>Has anybody tried to fix this one themselves? I look forward to any
>Please copy firstname.lastname@example.org as I won't see e-mail here until Monday.
OK, Tom, you can confirm the problem by pulling the driver's door
panel and seeing where the fault is. My bet is that the lock link
connecting from the back of the lock cylinder to the lock actuating
mechanism broke. BTDT. (Must respectfully disagree with another
poster who theorized this is a faulty pump. Doesn't fit the
This is a VERY common problem, and the lock upgrade is in order if
this is the fault. It would in fact turn the alarm on, as the alarm
switch is mounted on the cylinder itself - but since the link broke,
it would not activate the door lock.
How to find out: pop the door panel off (20-minute job if you've
never done it) and look WAY up in the corner where the door handle
is. Have a helper turn the key. If you see the back end of the
cylinder turn but the lock connecting mechanism running up the inside
of the door doesn't move, then it's the link. It is NOT easy to see
up in there, but if you have a Bentley, consult it to get the general
layout. The lock linkage is all stout wire, running between the
cylinder and door lock. It moves up and down when the cylinder
triggers the lock.
The "upgrade kit" consists of a new lock cylinder and a stronger link

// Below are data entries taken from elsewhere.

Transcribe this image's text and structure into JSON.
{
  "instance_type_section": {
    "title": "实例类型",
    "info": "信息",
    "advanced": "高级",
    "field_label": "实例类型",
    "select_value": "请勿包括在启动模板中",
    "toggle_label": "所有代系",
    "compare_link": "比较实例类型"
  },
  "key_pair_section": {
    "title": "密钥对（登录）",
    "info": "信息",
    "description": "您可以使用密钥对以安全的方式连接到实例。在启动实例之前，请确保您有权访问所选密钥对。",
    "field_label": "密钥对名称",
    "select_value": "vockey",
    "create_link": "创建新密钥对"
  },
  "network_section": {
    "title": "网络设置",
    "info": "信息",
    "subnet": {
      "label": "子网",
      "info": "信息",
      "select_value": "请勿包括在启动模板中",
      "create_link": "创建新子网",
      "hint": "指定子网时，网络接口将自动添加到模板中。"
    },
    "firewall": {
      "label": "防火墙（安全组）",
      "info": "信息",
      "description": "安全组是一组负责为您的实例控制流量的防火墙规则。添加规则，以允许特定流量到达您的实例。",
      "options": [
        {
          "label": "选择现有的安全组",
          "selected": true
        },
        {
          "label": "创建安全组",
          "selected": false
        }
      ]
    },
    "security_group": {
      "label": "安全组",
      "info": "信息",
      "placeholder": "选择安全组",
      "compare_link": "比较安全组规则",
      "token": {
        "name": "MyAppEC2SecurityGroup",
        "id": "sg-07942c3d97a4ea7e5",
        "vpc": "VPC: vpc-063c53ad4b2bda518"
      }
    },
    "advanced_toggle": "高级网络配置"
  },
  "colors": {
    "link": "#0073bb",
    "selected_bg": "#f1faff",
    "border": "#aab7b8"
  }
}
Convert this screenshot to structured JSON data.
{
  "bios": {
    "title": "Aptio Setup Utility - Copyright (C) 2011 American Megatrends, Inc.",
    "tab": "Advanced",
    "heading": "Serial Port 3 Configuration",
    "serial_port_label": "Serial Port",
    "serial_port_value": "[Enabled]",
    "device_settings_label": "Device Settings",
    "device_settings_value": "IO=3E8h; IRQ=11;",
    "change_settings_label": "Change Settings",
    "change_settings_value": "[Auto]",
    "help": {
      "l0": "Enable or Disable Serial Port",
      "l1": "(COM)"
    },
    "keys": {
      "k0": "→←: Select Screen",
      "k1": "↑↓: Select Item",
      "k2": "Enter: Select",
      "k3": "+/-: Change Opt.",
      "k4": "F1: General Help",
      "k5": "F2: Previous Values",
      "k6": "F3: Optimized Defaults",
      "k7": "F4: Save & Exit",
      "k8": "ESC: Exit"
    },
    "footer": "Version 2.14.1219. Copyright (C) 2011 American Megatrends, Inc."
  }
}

to connect to the lock mechanism. Cost about $40. The rest of the
bill is for labor. Your current door key will stoll work, as you can
transfer the tumblers from the old key cylinder to the new one.

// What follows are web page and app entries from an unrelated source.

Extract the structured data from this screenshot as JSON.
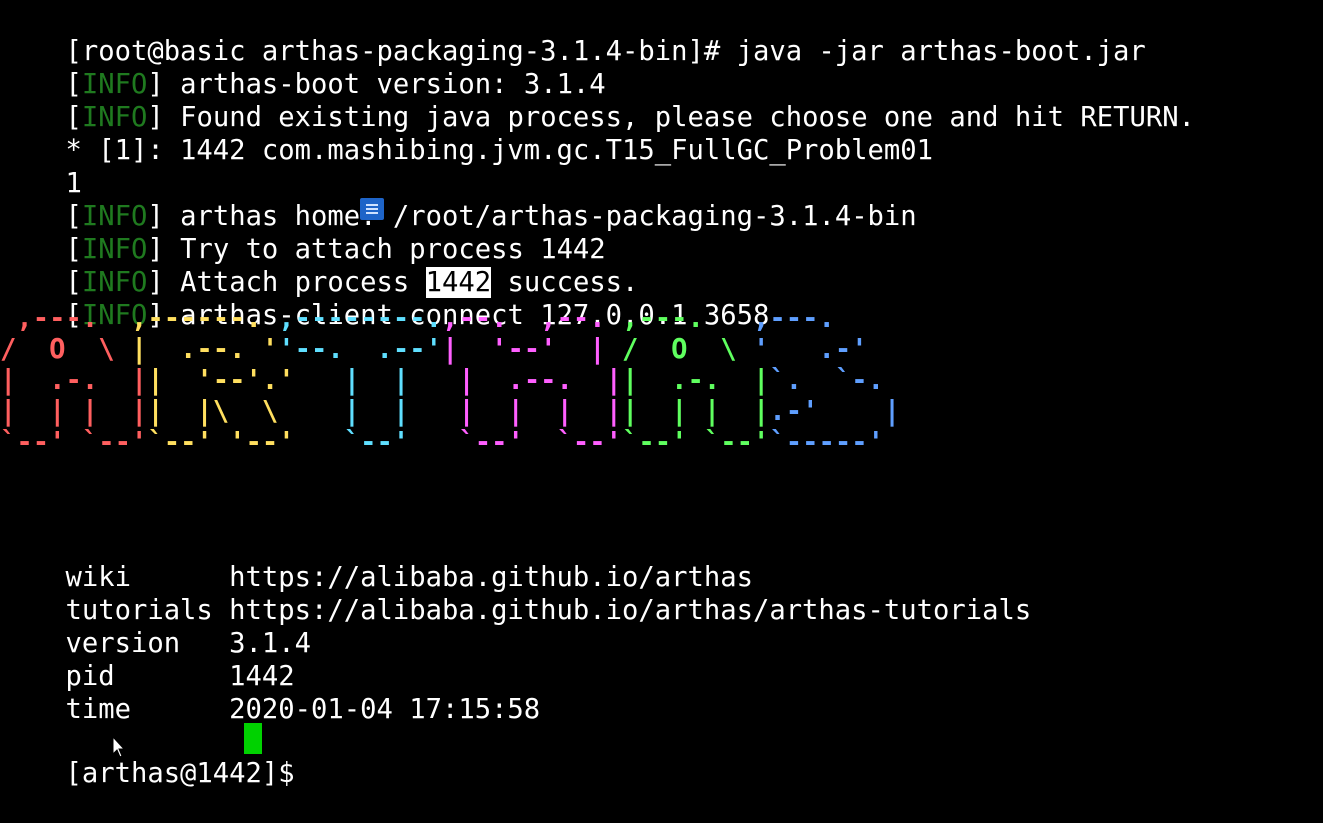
{
  "terminal": {
    "lines": [
      "[root@basic arthas-packaging-3.1.4-bin]# java -jar arthas-boot.jar",
      {
        "tag": "INFO",
        "text": "arthas-boot version: 3.1.4"
      },
      {
        "tag": "INFO",
        "text": "Found existing java process, please choose one and hit RETURN."
      },
      "* [1]: 1442 com.mashibing.jvm.gc.T15_FullGC_Problem01",
      "1",
      {
        "tag": "INFO",
        "text": "arthas home: /root/arthas-packaging-3.1.4-bin"
      },
      {
        "tag": "INFO",
        "text": "Try to attach process 1442"
      },
      {
        "tag": "INFO",
        "text_before": "Attach process ",
        "highlight": "1442",
        "text_after": " success."
      },
      {
        "tag": "INFO",
        "text": "arthas-client connect 127.0.0.1 3658"
      }
    ],
    "logo_rows": [
      [
        [
          " ,---.  ",
          "red"
        ],
        [
          ",------. ",
          "yellow"
        ],
        [
          ",--------.",
          "cyan"
        ],
        [
          ",--.  ,--. ",
          "magenta"
        ],
        [
          ",---.  ",
          "green"
        ],
        [
          " ,---.",
          "blue"
        ]
      ],
      [
        [
          "/  O  \\ ",
          "red"
        ],
        [
          "|  .--. '",
          "yellow"
        ],
        [
          "'--.  .--'",
          "cyan"
        ],
        [
          "|  '--'  | ",
          "magenta"
        ],
        [
          "/  O  \\ ",
          "green"
        ],
        [
          "'   .-'",
          "blue"
        ]
      ],
      [
        [
          "|  .-.  |",
          "red"
        ],
        [
          "|  '--'.'",
          "yellow"
        ],
        [
          "   |  |   ",
          "cyan"
        ],
        [
          "|  .--.  |",
          "magenta"
        ],
        [
          "|  .-.  |",
          "green"
        ],
        [
          "`.  `-.",
          "blue"
        ]
      ],
      [
        [
          "|  | |  |",
          "red"
        ],
        [
          "|  |\\  \\ ",
          "yellow"
        ],
        [
          "   |  |   ",
          "cyan"
        ],
        [
          "|  |  |  |",
          "magenta"
        ],
        [
          "|  | |  |",
          "green"
        ],
        [
          ".-'    |",
          "blue"
        ]
      ],
      [
        [
          "`--' `--'",
          "red"
        ],
        [
          "`--' '--'",
          "yellow"
        ],
        [
          "   `--'   ",
          "cyan"
        ],
        [
          "`--'  `--'",
          "magenta"
        ],
        [
          "`--' `--'",
          "green"
        ],
        [
          "`-----'",
          "blue"
        ]
      ]
    ],
    "info_table": [
      {
        "key": "wiki      ",
        "value": "https://alibaba.github.io/arthas"
      },
      {
        "key": "tutorials ",
        "value": "https://alibaba.github.io/arthas/arthas-tutorials"
      },
      {
        "key": "version   ",
        "value": "3.1.4"
      },
      {
        "key": "pid       ",
        "value": "1442"
      },
      {
        "key": "time      ",
        "value": "2020-01-04 17:15:58"
      }
    ],
    "prompt": "[arthas@1442]$ "
  },
  "colors": {
    "background": "#000000",
    "text": "#ffffff",
    "info_tag": "#1f7a1f",
    "cursor": "#00d200",
    "logo_red": "#ff5f5f",
    "logo_yellow": "#ffdf5f",
    "logo_cyan": "#5fdfff",
    "logo_magenta": "#ff5fff",
    "logo_green": "#5fff5f",
    "logo_blue": "#5f9fff"
  },
  "icons": {
    "note": "note-icon",
    "pointer": "mouse-pointer-icon"
  }
}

The question is: how mechanical are you? This repair is NOT very
difficult, but does require major door disassembly (really you
separate the inner door from the outer shell, but this isn only
about 8 bolts...) and some reasonably clever hands to re-assemble the
door cylinder mechanism. No special tools are required other than a
pair of circlip pliers with VERY small tips - and patience. If you'r
reasonably handy, you can do this in 2-3 hours. If you're dangerous
with tools, pay the man his $$ and be content.
I have the entire procedure archived and will be glad to email to you
on Monday, but I can't get at it till then.
Al Powell, PhD Ph: 409/845-2807
Ag Communications Fax: 409/862-1202
Texas A&M University